|An unauthorized release which meets the reporting requirements of California Health and Safety Code Division 20, Chapter 6.7, Sections 25294, 25295 and 25295.5, should be reported to this office within 24 hours of
detection. Within 5 days of discovery of the unauthorized release, a written report in the form of an Unauthorized Release Reporting Form needs to be submitted to this
office by the responsible party (UST owner and/or operator), as well as uploaded into the California Environmental Reporting System (CERS), under the “Miscellaneous Documents” section of the UST heading for the facility
in question. These requirements apply to an unauthorized release which has occurred or is discovered as the result of a UST or UST system equipment closure or removal.
Electronic reporting requirements have been established by the State Water Resources Control Board (SWRCB). When an unauthorized release occurs, soil sampling results need to be electronically submitted to GeoTracker. If groundwater is impacted, established wells and the elevation of groundwater need to be surveyed and also submitted to GeoTracker.
There are legislative requirements pertaining to cleanup and closure of sites where an unauthorized release of hazardous substance, including petroleum has occurred from an underground storage tank (UST). Section 25297.15(a) of Chapter 6.7 of the Health and Safety Code requires the primary or active responsible party to notify all current record owners of fee title to the site of: 1) a site cleanup proposal, 2) a site closure proposal, 3) a local agency intention to make a determination that no further action is required, and 4) a local agency intention to issue a closure letter. Section 25297.15(b) requires the local agency to take all reasonable steps to accommodate responsible landowners' participation in the cleanup or site closure process and to consider their input and recommendations. Land Owner Notification Form 2 and Form 3 are available to satisfy this requirement.
To find out more about hiring a consultant or contractor, the SWRCB explains some of the process here. If you are hiring a contractor, the California Contractors State Licensing Board may be a useful source for additional information.

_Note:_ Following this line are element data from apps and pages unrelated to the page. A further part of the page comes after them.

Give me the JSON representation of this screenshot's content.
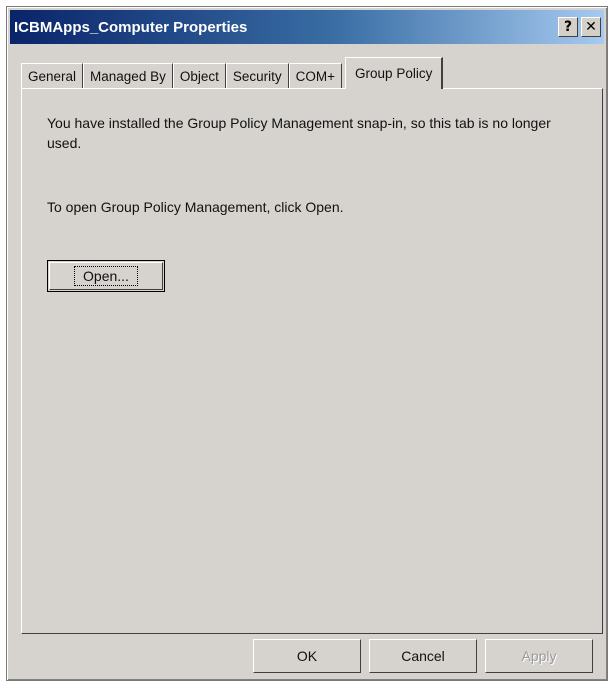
{
  "window": {
    "title": "ICBMApps_Computer Properties",
    "help_glyph": "?",
    "close_glyph": "✕"
  },
  "tabs": [
    {
      "label": "General"
    },
    {
      "label": "Managed By"
    },
    {
      "label": "Object"
    },
    {
      "label": "Security"
    },
    {
      "label": "COM+"
    },
    {
      "label": "Group Policy",
      "active": true
    }
  ],
  "panel": {
    "message": "You have installed the Group Policy Management snap-in, so this tab is no longer used.",
    "instruction": "To open Group Policy Management, click Open.",
    "open_button": "Open..."
  },
  "footer": {
    "ok": "OK",
    "cancel": "Cancel",
    "apply": "Apply"
  },
  "colors": {
    "title_start": "#0a246a",
    "title_end": "#a6caf0",
    "face": "#d6d3ce"
  }
}
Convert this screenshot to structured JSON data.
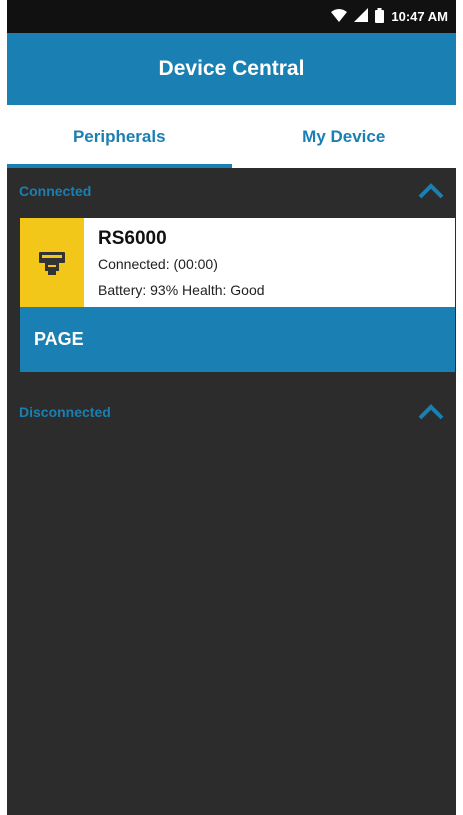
{
  "status_bar": {
    "time": "10:47 AM"
  },
  "app_bar": {
    "title": "Device Central"
  },
  "tabs": [
    {
      "label": "Peripherals",
      "active": true
    },
    {
      "label": "My Device",
      "active": false
    }
  ],
  "sections": {
    "connected": {
      "label": "Connected",
      "devices": [
        {
          "name": "RS6000",
          "status": "Connected: (00:00)",
          "battery": "Battery: 93% Health: Good",
          "action_label": "PAGE"
        }
      ]
    },
    "disconnected": {
      "label": "Disconnected"
    }
  },
  "colors": {
    "accent": "#1a7fb2",
    "device_icon_bg": "#f3c61a",
    "background": "#2c2c2c"
  },
  "icons": [
    "wifi-icon",
    "signal-icon",
    "battery-icon",
    "scanner-device-icon",
    "chevron-up-icon"
  ]
}
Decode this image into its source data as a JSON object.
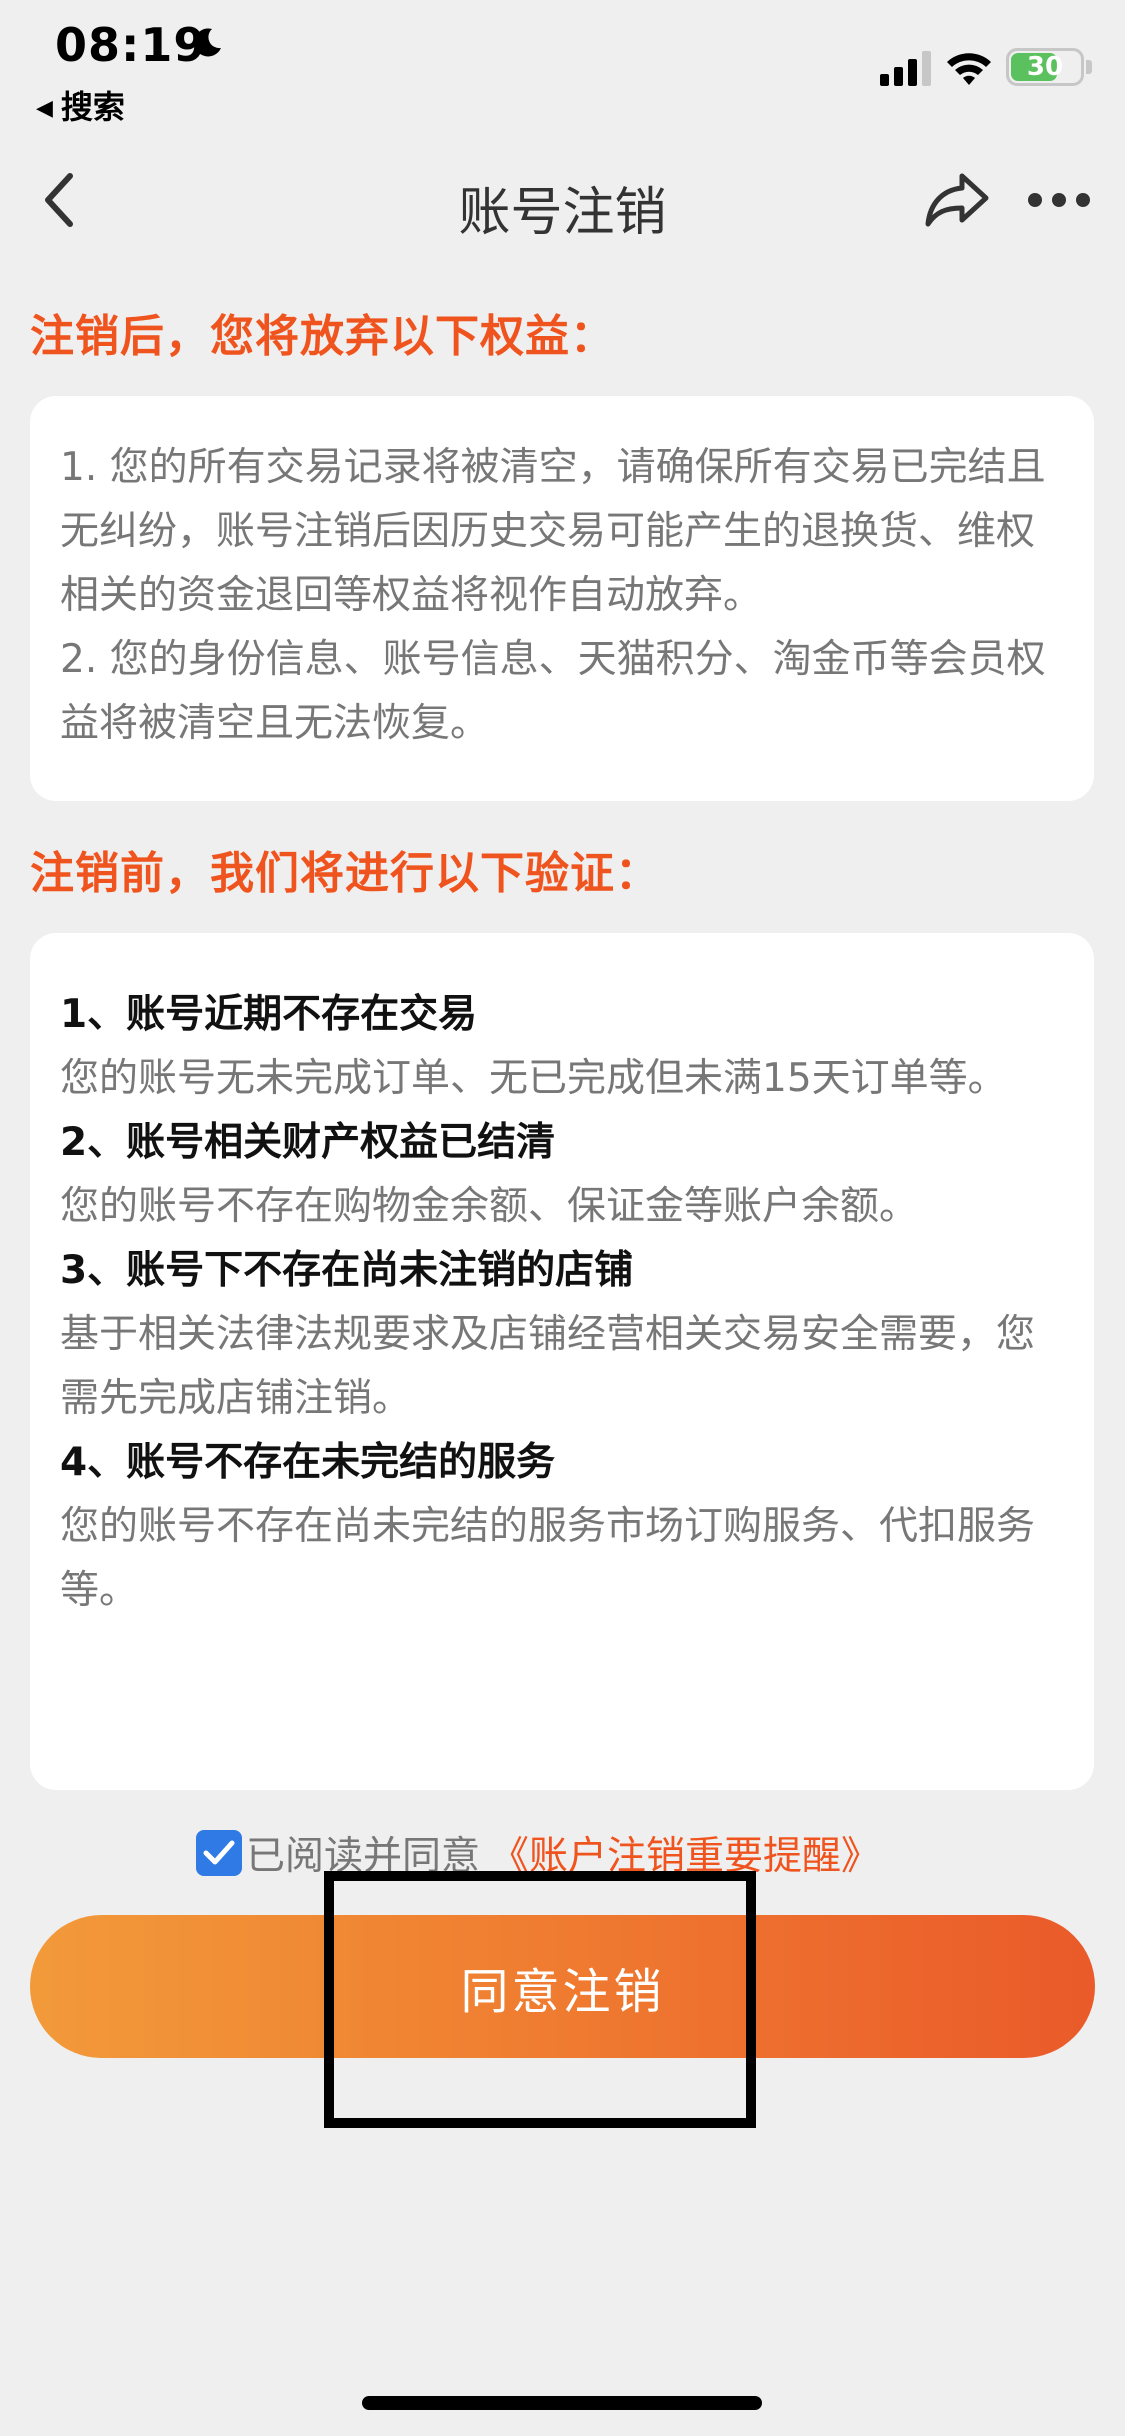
{
  "status_bar": {
    "time": "08:19",
    "back_app": "搜索",
    "battery": "30"
  },
  "nav": {
    "title": "账号注销"
  },
  "section1": {
    "heading": "注销后，您将放弃以下权益：",
    "paragraphs": [
      "1. 您的所有交易记录将被清空，请确保所有交易已完结且无纠纷，账号注销后因历史交易可能产生的退换货、维权相关的资金退回等权益将视作自动放弃。",
      "2. 您的身份信息、账号信息、天猫积分、淘金币等会员权益将被清空且无法恢复。"
    ]
  },
  "section2": {
    "heading": "注销前，我们将进行以下验证：",
    "items": [
      {
        "title": "1、账号近期不存在交易",
        "desc": "您的账号无未完成订单、无已完成但未满15天订单等。"
      },
      {
        "title": "2、账号相关财产权益已结清",
        "desc": "您的账号不存在购物金余额、保证金等账户余额。"
      },
      {
        "title": "3、账号下不存在尚未注销的店铺",
        "desc": "基于相关法律法规要求及店铺经营相关交易安全需要，您需先完成店铺注销。"
      },
      {
        "title": "4、账号不存在未完结的服务",
        "desc": "您的账号不存在尚未完结的服务市场订购服务、代扣服务等。"
      }
    ]
  },
  "agreement": {
    "checked": true,
    "text": "已阅读并同意",
    "link": "《账户注销重要提醒》"
  },
  "confirm_button": "同意注销",
  "colors": {
    "accent": "#f0541e",
    "button_start": "#f29a3a",
    "button_end": "#ea5a2a",
    "checkbox": "#2f7ae5",
    "background": "#efefef"
  }
}
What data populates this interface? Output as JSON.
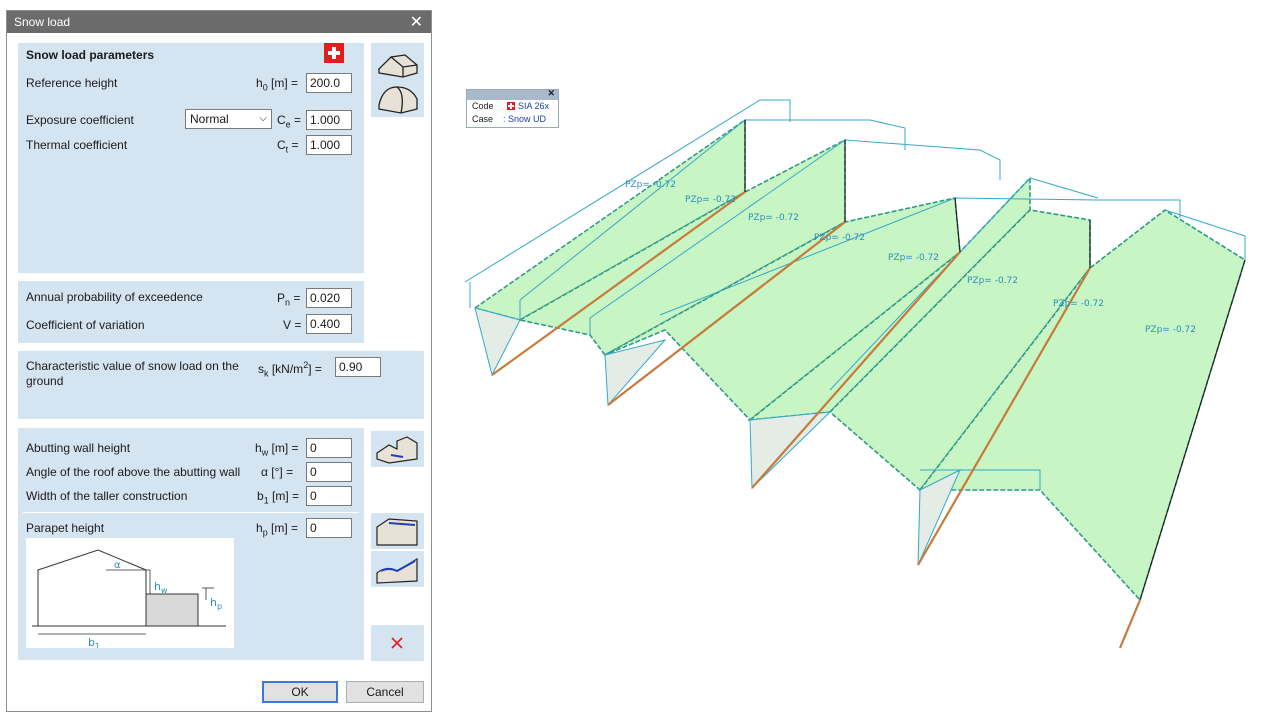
{
  "dialog": {
    "title": "Snow load",
    "section1": {
      "heading": "Snow load parameters",
      "reference_height": {
        "label": "Reference height",
        "symbol": "h",
        "sub": "0",
        "unit": "[m] =",
        "value": "200.0"
      },
      "exposure": {
        "label": "Exposure coefficient",
        "option": "Normal",
        "symbol": "C",
        "sub": "e",
        "unit": "=",
        "value": "1.000"
      },
      "thermal": {
        "label": "Thermal coefficient",
        "symbol": "C",
        "sub": "t",
        "unit": "=",
        "value": "1.000"
      }
    },
    "section2": {
      "annual": {
        "label": "Annual probability of exceedence",
        "symbol": "P",
        "sub": "n",
        "unit": "=",
        "value": "0.020"
      },
      "variation": {
        "label": "Coefficient of variation",
        "symbol": "V",
        "unit": "=",
        "value": "0.400"
      }
    },
    "section3": {
      "label_line1": "Characteristic value of snow load on the",
      "label_line2": "ground",
      "symbol": "s",
      "sub": "k",
      "unit": "[kN/m",
      "sup": "2",
      "unit_end": "] =",
      "value": "0.90"
    },
    "section4": {
      "wall_height": {
        "label": "Abutting wall height",
        "symbol": "h",
        "sub": "w",
        "unit": "[m] =",
        "value": "0"
      },
      "angle": {
        "label": "Angle of the roof above the abutting wall",
        "symbol": "α",
        "unit": "[°] =",
        "value": "0"
      },
      "width": {
        "label": "Width of the taller construction",
        "symbol": "b",
        "sub": "1",
        "unit": "[m] =",
        "value": "0"
      },
      "parapet": {
        "label": "Parapet height",
        "symbol": "h",
        "sub": "p",
        "unit": "[m] =",
        "value": "0"
      }
    },
    "diagram": {
      "alpha": "α",
      "hw": "h",
      "hw_sub": "w",
      "hp": "h",
      "hp_sub": "p",
      "b1": "b",
      "b1_sub": "1"
    },
    "buttons": {
      "ok": "OK",
      "cancel": "Cancel"
    },
    "colors": {
      "panel": "#d5e4f1",
      "title_bar": "#6b6b6b",
      "ok_border": "#3b78d8",
      "flag": "#e31d1d"
    }
  },
  "info_box": {
    "code_label": "Code",
    "code_value": "SIA 26x",
    "case_label": "Case",
    "case_value": ": Snow UD"
  },
  "model": {
    "labels": [
      "PZp= -0.72",
      "PZp= -0.72",
      "PZp= -0.72",
      "PZp= -0.72",
      "PZp= -0.72",
      "PZp= -0.72",
      "PZp= -0.72",
      "PZp= -0.72"
    ],
    "colors": {
      "fill": "#c8f5c4",
      "outline": "#37a8c8",
      "label": "#2a8fc0",
      "column": "#c87a3a"
    }
  }
}
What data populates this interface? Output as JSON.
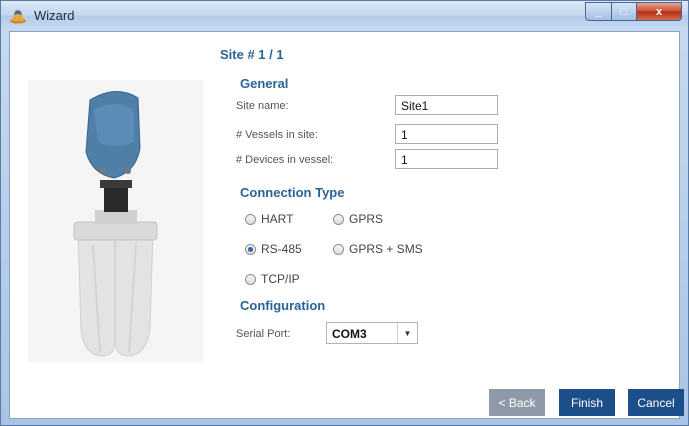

If it is necessary to establish or construct any water wells (including monitoring wells), you must permit with the Los Angeles County Department of Public Health. It is also a requirement to decommission monitoring wells if they are no longer being used. If any work is to be performed in the public right of way, a permit for road encroachment and well inspection from either Los Angeles County Department of Public Works Land Development Division or a local building/planning department may also be required.